After the last class, I walked down to the house during the student’s break and met Susan on the path from the clinic. She immediately took me down to meet some of her friends. Thankfully, by 3 pm we made it back to the house for a quick bowl of beans and rice and then it was back to work. I spent the rest of my afternoon meeting mother’s and their children, tracking who came and handing out milk and liche (a soybean, peanut mixture with another ingredient I have forgotten). Around 6 pm we went to visit a women who did not show up for her ARVs during the day. She has a cancerous infection on her leg that is common in pregnant woman who are HIV positive. Susan had arranged for her to go to the nearest large town to get a referral so that she can go to the only cancer treatment center in
Tanzania that is located in . I am told the center is over-crowded with two or three patients to a bed. But it is the only option Tanzanians have. The trip will not be easy, but the treatment will save her life. Dar es Salaam
And that was just the first 24 hours! Tomorrow Steve, Emmanueli, Sarah and I are leaving for 3 other villages where we will help teach a computer-based book keeping system to designated people at the schools. Students pay for their tuition as they can and with over 3,000 students you can imagine how keeping track of the schools fees can get messy when everyone is paying a little bit at a time. Tuition is the equivalent of about $25 for a year and some students pay that in four or five installments. That’s a lot of receipts!

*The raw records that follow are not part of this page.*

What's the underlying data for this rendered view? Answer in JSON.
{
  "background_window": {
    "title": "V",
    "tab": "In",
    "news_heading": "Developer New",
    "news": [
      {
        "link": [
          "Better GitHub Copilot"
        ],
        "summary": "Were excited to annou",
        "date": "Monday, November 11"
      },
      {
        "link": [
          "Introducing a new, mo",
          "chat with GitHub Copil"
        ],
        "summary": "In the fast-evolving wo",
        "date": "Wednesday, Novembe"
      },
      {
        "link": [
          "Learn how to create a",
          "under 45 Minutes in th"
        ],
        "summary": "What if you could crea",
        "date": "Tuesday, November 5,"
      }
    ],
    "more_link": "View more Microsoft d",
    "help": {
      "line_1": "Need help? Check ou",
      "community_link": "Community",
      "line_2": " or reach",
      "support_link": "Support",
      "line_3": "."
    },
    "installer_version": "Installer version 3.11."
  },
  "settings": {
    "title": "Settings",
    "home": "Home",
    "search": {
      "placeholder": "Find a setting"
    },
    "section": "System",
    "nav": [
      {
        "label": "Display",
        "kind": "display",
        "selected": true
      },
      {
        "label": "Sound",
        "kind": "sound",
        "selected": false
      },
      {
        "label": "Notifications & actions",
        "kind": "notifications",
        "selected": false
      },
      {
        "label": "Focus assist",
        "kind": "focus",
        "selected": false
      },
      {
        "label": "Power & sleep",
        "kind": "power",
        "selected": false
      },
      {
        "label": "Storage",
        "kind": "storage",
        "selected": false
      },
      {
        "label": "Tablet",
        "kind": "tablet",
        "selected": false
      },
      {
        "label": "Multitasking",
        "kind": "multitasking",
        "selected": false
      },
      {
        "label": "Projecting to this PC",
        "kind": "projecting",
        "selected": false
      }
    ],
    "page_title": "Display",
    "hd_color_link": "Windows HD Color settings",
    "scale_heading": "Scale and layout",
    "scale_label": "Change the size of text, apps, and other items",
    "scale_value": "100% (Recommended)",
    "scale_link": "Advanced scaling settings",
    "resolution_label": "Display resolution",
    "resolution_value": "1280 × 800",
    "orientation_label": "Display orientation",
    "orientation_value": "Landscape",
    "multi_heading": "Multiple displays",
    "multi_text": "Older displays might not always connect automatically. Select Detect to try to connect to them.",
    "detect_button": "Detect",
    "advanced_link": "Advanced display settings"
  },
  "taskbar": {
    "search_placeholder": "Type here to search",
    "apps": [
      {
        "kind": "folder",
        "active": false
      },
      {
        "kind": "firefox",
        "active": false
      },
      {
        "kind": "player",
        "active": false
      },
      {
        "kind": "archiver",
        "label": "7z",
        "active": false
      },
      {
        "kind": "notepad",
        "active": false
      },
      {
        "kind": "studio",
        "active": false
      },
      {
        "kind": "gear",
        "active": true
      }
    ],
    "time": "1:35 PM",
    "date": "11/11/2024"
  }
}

I’ll update you again when I can – and hopefully get some pictures up, as well. Pray for internet! It may not seem as important as rain, but sometimes it feels like it!